- Flatiron-Dragados LLC, the design-build developer for the $800 million U.S. 181 Harbor Bridge replacement in Corpus Christi, Texas, has hired the joint venture of Arup and Carlos Fernandez Casado S.L. (CFC) to handle the design work for the main spans of the project, according to the Texas Department of Transportation (TxDOT).
- Arup-CFC will be responsible for reviewing, recertifying and completing the design for the cable-supported, "signature" part of the bridge that will cross the Corpus Christi ship channel, according to TxDOT. The agency said that safety is its highest priority and that Arup and CFC have, between them, more than 70 years of design and engineering experience and have been involved in more than 50 cable-stay bridge projects.
- Arup-CFC replaces former team member FIGG Bridge Engineers Inc., which was removed from the project earlier this year at the TxDOT's urging. The agency temporarily suspended construction on the bridge last November after a National Transportation Safety Board report found FIGG's design the probable cause of the deadly March 2018 pedestrian bridge collapse at Florida International University in Miami.
After the TxDOT announced in January its preference that Flatiron-Dragados LLC terminate FIGG, the engineering firm told Construction Dive that it was "shocked" that the agency had related its design role on the Harbor Bridge to the accident at FIU. The TxDOT maintained that the NTSB's findings about the cause of the accident and FIGG's role warranted the engineering firm's replacement.
In its October 2019 report, the NTSB determined that FIGG made load and capacity calculation errors in its design of the pedestrian bridge and that the consulting engineer that FIGG hired, Louis Berger Group, did not catch those errors.
The NTSB also faulted general contractor Magnum Construction Management (MCM), known as Munilla Construction Management at the time of the collapse, as well as other consultants and contractors on the project for not taking action to protect the public's safety when it was apparent that cracks had developed and were growing in the bridge's structure.
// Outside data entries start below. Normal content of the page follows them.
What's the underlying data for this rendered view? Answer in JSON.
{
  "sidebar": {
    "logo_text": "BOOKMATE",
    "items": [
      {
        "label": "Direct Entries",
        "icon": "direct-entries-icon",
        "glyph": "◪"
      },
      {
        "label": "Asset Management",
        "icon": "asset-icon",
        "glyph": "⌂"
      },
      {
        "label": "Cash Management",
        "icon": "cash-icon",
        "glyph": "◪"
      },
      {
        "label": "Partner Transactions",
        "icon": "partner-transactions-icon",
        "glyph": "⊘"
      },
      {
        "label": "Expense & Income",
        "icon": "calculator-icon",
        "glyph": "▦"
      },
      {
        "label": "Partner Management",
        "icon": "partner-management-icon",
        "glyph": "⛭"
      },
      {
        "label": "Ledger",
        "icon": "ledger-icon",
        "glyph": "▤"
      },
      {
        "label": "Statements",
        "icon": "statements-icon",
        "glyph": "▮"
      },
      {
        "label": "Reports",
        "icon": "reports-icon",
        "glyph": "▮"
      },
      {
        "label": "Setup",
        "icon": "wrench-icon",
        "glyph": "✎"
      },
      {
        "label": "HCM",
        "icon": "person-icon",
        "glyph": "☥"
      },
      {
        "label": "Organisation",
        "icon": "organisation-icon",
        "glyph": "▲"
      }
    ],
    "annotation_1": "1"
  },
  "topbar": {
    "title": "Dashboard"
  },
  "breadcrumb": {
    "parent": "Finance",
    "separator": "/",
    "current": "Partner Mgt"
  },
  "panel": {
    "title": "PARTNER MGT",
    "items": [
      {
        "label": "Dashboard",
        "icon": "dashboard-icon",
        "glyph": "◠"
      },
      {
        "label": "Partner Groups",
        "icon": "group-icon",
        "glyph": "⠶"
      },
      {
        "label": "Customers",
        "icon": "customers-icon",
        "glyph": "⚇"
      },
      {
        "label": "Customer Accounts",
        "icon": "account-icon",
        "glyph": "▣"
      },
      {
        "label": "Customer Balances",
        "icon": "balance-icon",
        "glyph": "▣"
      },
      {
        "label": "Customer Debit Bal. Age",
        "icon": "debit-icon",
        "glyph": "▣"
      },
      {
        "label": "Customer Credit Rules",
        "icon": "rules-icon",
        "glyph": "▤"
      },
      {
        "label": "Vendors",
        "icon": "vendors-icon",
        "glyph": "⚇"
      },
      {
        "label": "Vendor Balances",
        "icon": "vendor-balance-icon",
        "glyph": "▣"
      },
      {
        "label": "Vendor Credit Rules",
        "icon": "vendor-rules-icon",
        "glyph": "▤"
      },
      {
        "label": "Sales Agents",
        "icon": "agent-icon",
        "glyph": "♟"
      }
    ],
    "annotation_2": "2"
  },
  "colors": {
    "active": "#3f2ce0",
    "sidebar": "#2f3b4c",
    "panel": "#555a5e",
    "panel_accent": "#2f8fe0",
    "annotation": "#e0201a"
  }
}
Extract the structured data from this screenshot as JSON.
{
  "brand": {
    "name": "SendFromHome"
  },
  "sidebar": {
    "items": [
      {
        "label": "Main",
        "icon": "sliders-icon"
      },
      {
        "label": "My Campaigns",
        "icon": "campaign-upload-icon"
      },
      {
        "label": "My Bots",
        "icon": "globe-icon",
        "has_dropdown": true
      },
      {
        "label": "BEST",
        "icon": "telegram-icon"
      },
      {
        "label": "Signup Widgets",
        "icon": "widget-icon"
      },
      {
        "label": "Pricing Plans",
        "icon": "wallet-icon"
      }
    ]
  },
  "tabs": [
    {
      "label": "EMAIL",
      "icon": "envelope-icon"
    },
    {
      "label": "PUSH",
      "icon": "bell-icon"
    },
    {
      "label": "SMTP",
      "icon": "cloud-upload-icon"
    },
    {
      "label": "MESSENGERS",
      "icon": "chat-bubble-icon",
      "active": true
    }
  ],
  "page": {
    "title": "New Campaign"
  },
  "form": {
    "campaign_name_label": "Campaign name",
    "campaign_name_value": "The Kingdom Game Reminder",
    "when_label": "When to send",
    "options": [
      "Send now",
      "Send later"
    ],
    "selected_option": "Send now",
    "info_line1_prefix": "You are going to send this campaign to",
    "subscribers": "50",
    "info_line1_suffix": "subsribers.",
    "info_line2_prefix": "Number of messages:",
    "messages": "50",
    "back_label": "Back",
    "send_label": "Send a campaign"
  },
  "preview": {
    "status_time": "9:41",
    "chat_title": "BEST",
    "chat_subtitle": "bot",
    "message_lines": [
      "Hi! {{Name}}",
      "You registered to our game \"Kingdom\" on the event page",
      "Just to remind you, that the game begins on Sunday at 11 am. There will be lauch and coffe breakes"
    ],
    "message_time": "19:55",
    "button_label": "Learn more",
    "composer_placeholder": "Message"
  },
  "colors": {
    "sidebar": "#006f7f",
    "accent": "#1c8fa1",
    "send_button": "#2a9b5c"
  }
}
Specifically, the NTSB said that traffic should have not been allowed to continue under the bridge during retensioning operations and that the bridge structure should have been shored up.
All but one of the six deaths that day was a result of the bridge collapsing onto cars waiting at a traffic light below.
FIGG hired its own engineers to review the collapse and maintains that the cause of the accident was the construction field error of failing to build the construction joint at the point of failure according to Florida DOT specifications.
Since the NTSB released the report, FIGG has also been on the receiving end of additional scrutiny from the Harris County Toll Road Authority in regard to the design for the $1 billion Ship Channel Bridge in Houston. The authority hired an independent consultant to conduct a review of FIGG's design and that company, COWI North America Ltd., found 21 areas of "significant concern."
FIGG said it welcomed the review and would work with the authority and the rest of the bridge team to “provide a final bridge that is a point of function and pride within the community."
In addition, the Connecticut Department of Transportation took heat last summer from state lawmakers who expressed concern about its decision to use FIGG for a $40 million bridge services contract. The agency stood by its decision and said it had "absolute confidence" in FIGG.